Little big men
Rarely used Curtis, Grimsley finally given chances to shine
Posted: Wednesday October 27, 1999 08:52 AM
Stepping up: Chad Curtis couldn’t have picked a better time to shine. AP
By Jamal Greene, Sports Illustrated
Ten minutes after the Yankees come-from-behind win in Game 3 of the World Series at Yankee Stadium on Tuesday night, the media entered the clubhouse to oohs and aahs.
The hubbub was emanating from the players' lounge adjacent to the locker area. The players were watching highlights of the game on television.
Who can blame them for getting a little excited?
Chad Curtis, who had all of 195 at-bats this season, whose career renown until Tuesday was his trademark full somersault at the end of throws to the plate, hit two home runs, including a walk-off shot in the 10th inning to give his team a 3-0 Series lead.
Jason Grimsley, who was not on the playoff roster for the Division Series nor for the League Championship Series, entered the game for mop-up duty with the Yankees down 5-1 in the fourth inning and held the Braves scoreless for 2 1/3 innings in his first ever postseason appearance.
In this Series as during the season, the Yankees seem to have found a way to win every game.
In Game 1, it was little ball combined with dominant pitching. In Game 2, it was deep counts and incessant offense. Last night it was bit players taking lead roles.
The starters could not have been more pleased. Said right fielder Paul O'Neill, "So many people in here are happy that Chad is the guy to do this. This could make his whole year. It means a lot to us when people who don't get in the camera light help us win a game."
Bernie Williams echoed what seemed a team-wide sentiment. "Chad is one of our team leaders, and I mean that. He stayed strong through the whole year waiting for his chance, so I'm very happy for him."
Happiest of all may have been Yankees starter Andy Pettitte.
Pettitte had not allowed a run in a World Series game since Game 1 of the 1996 Series, a span of two starts, but he was roughed up for five runs on 10 hits in just 3 2/3 innings.
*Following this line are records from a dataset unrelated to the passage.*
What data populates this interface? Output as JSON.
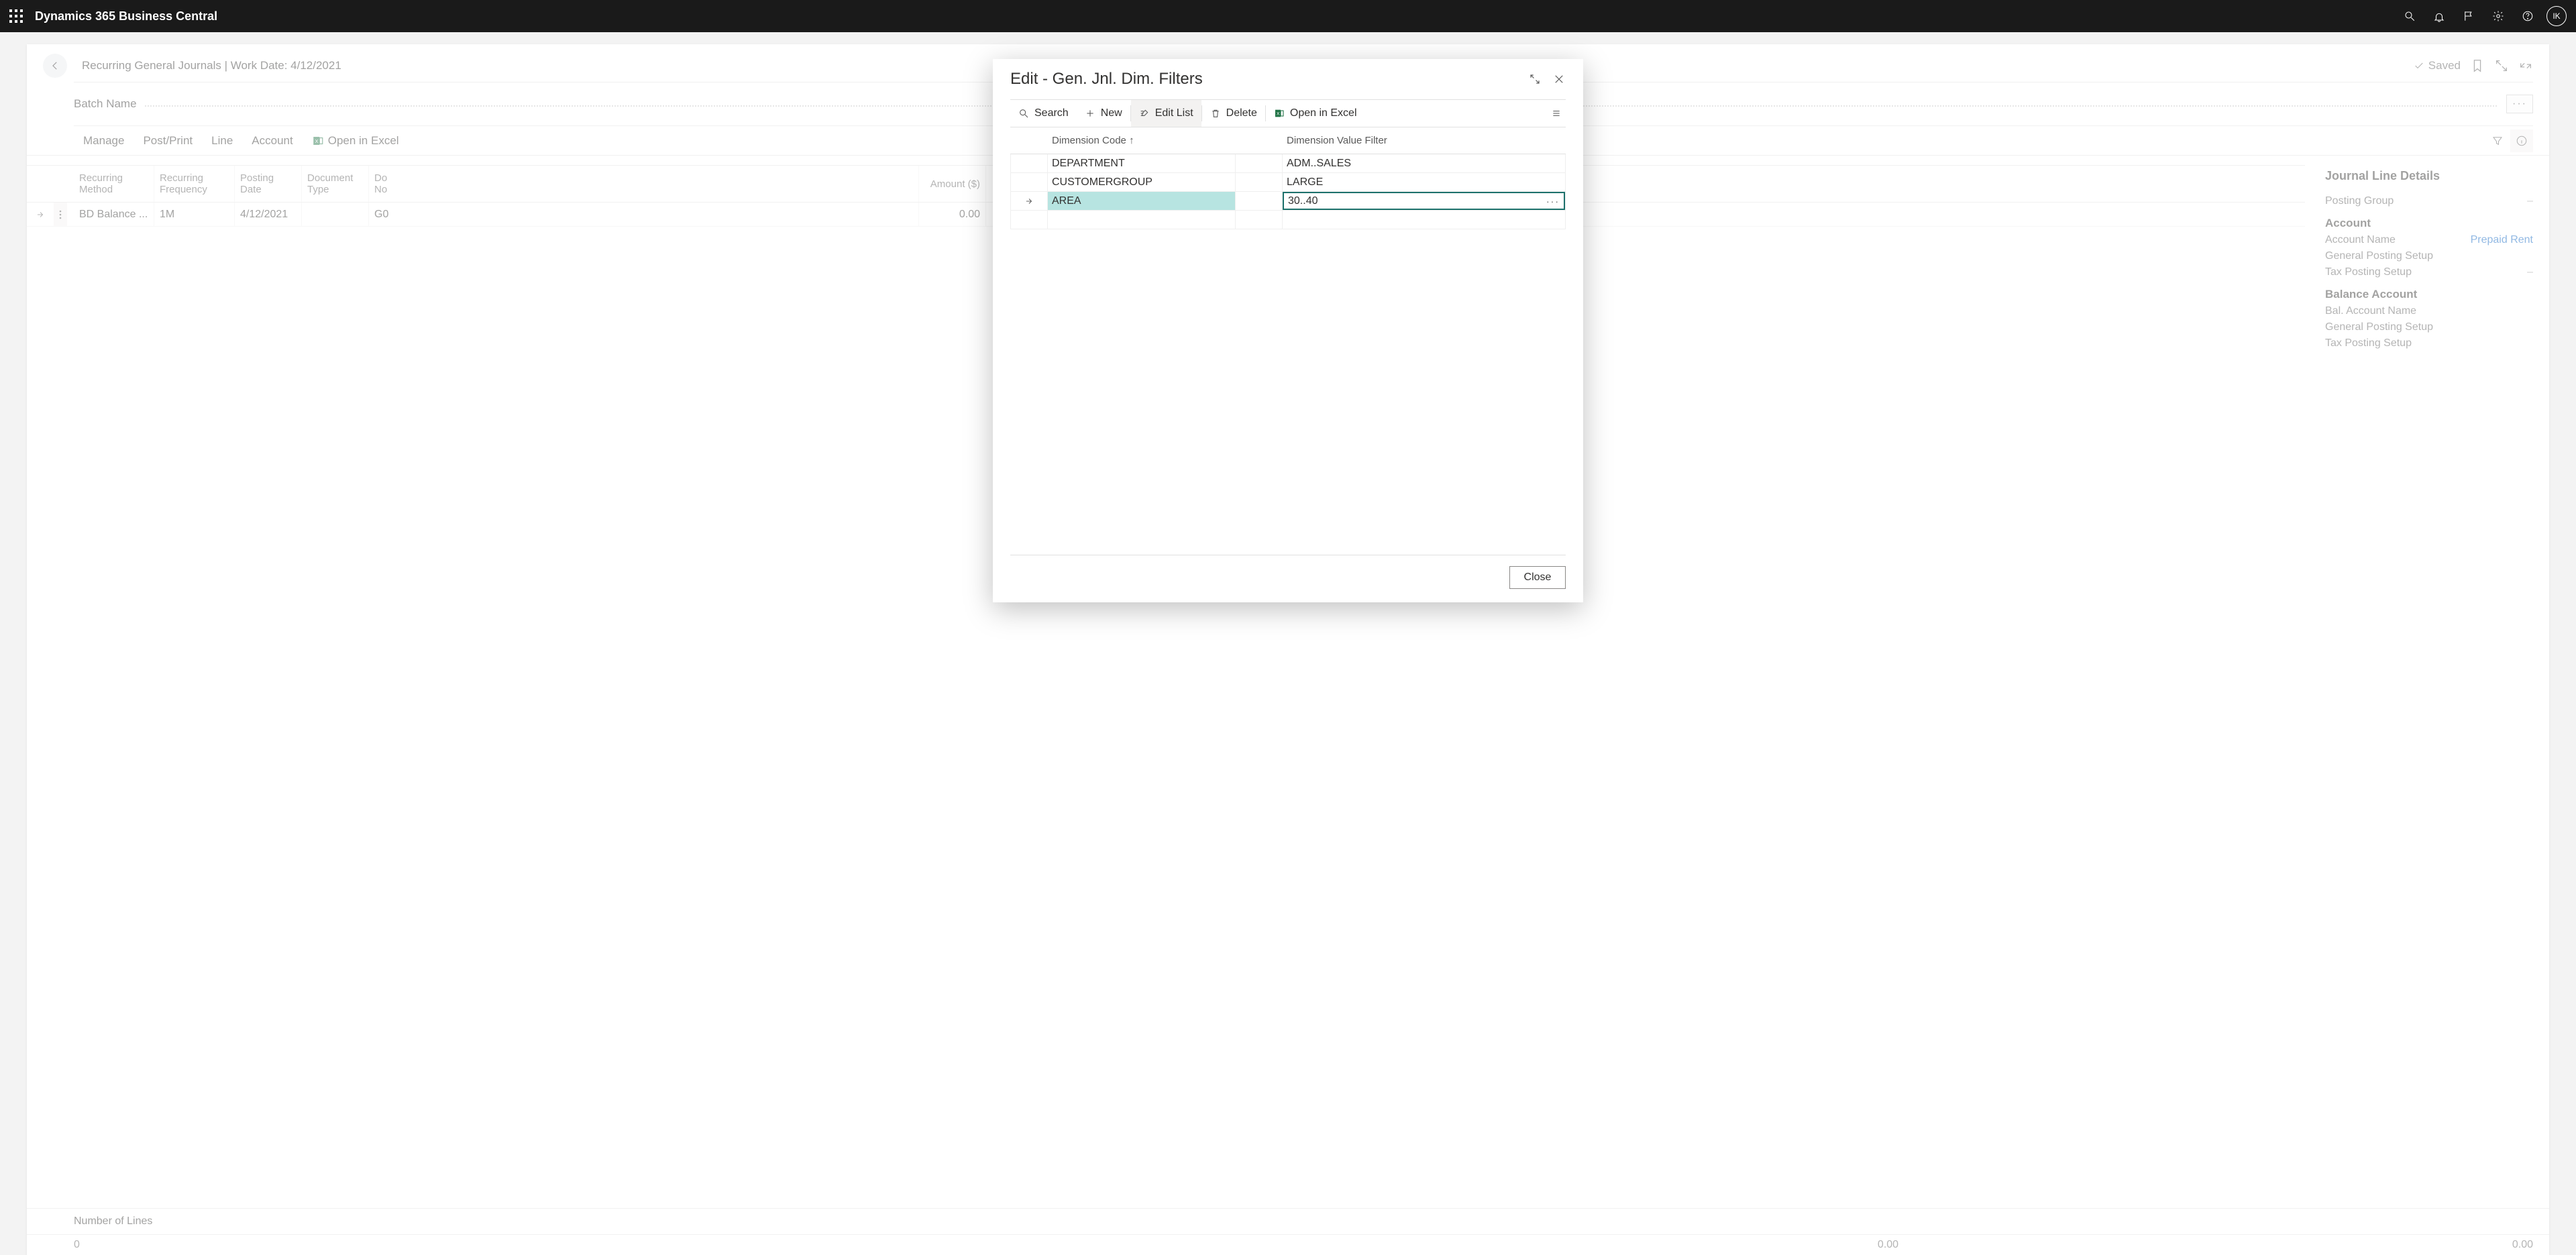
{
  "appbar": {
    "product": "Dynamics 365 Business Central",
    "avatar_initials": "IK"
  },
  "page": {
    "breadcrumb": "Recurring General Journals | Work Date: 4/12/2021",
    "saved_label": "Saved",
    "batch_label": "Batch Name",
    "commands": {
      "manage": "Manage",
      "post_print": "Post/Print",
      "line": "Line",
      "account": "Account",
      "open_excel": "Open in Excel"
    },
    "grid": {
      "cols": {
        "recurring_method": "Recurring Method",
        "recurring_frequency": "Recurring Frequency",
        "posting_date": "Posting Date",
        "document_type": "Document Type",
        "document_no_trunc": "Do\nNo",
        "amount": "Amount ($)"
      },
      "rows": [
        {
          "recurring_method": "BD Balance ...",
          "recurring_frequency": "1M",
          "posting_date": "4/12/2021",
          "document_type": "",
          "document_no": "G0",
          "amount": "0.00"
        }
      ]
    },
    "footer_label": "Number of Lines",
    "footer_values": {
      "v1": "0",
      "v2": "0.00",
      "v3": "0.00"
    }
  },
  "factbox": {
    "title": "Journal Line Details",
    "posting_group": "Posting Group",
    "sections": {
      "account": {
        "title": "Account",
        "account_name_lbl": "Account Name",
        "account_name_val": "Prepaid Rent",
        "general_posting_setup": "General Posting Setup",
        "tax_posting_setup": "Tax Posting Setup"
      },
      "balance": {
        "title": "Balance Account",
        "bal_account_name": "Bal. Account Name",
        "general_posting_setup": "General Posting Setup",
        "tax_posting_setup": "Tax Posting Setup"
      }
    }
  },
  "modal": {
    "title": "Edit - Gen. Jnl. Dim. Filters",
    "commands": {
      "search": "Search",
      "new": "New",
      "edit_list": "Edit List",
      "delete": "Delete",
      "open_excel": "Open in Excel"
    },
    "close_label": "Close",
    "columns": {
      "dimension_code": "Dimension Code",
      "dimension_value_filter": "Dimension Value Filter"
    },
    "rows": [
      {
        "code": "DEPARTMENT",
        "filter": "ADM..SALES",
        "selected": false
      },
      {
        "code": "CUSTOMERGROUP",
        "filter": "LARGE",
        "selected": false
      },
      {
        "code": "AREA",
        "filter": "30..40",
        "selected": true
      }
    ]
  }
}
Said Pettitte, "Jason hasn't pitched in a month and Chad was a back-up all season. It's awesome for them."
With Curtis fielding questions at the post-game press conference, Grimsley stood a few feet from his locker, surrounded by more camera crews than he'd ever seen in his life.
He made the team as a non-roster invitee after signing a minor-league contract in the offseason and not having pitched in the majors since 1996.
Holding his infant child in his arms, he squinted before the camera lights. "It was like my first game in the big leagues," he said. "This is the moment you wait for your whole life. It makes you numb."
He may feel even better if New York extends its 11-game World Series win streak to a record-tying 12th game tonight. Manager Joe Torre hands the ball to Roger Clemens, who will pitch in the game he says he came to the Yankees to pitch in-a title clincher.
Said Scott Brosius, "We can't ask to be in a better spot."
Brosius' words were nearly drowned out by the oohs and aahs.